Nutrient stress is generally considered from the standpoint of how cells detect and respond to an insufficient supply of nutrients to meet their bioenergetic needs. However, cells also experience stress as a result of nutrient excess, during which reactive oxygen species (ROS) production exceeds that required for normal physiological responses. This may occur as a result of oncogene activation or chronic exposure to growth factors combined with high levels of nutrients. As a result, multiple mechanisms have evolved to allow cells to detect and adapt to elevated levels of intracellular metabolites, including promotion of signaling and proliferation by ROS, amino acid-dependent mTOR activation, and regulation of signaling and transcription through metabolite-sensitive protein modifications.
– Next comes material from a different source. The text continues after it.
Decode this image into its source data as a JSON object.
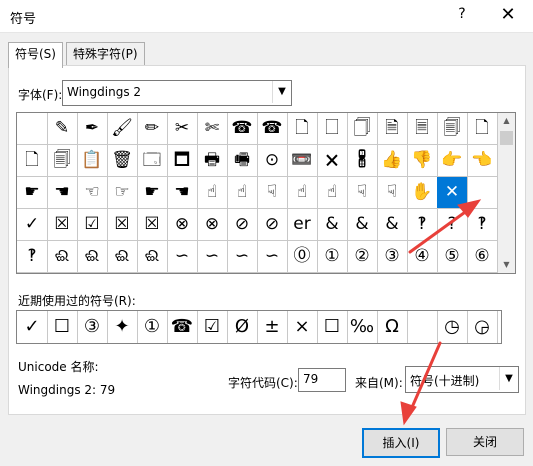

We discuss how each of these responses can contribute to the development and/or progression of cancer under conditions of cellular nutrient excess and their potential roles in linking chronic organismal over-nutrition (obesity) with cancer.
Copyright © 2010 Elsevier Inc. All rights reserved.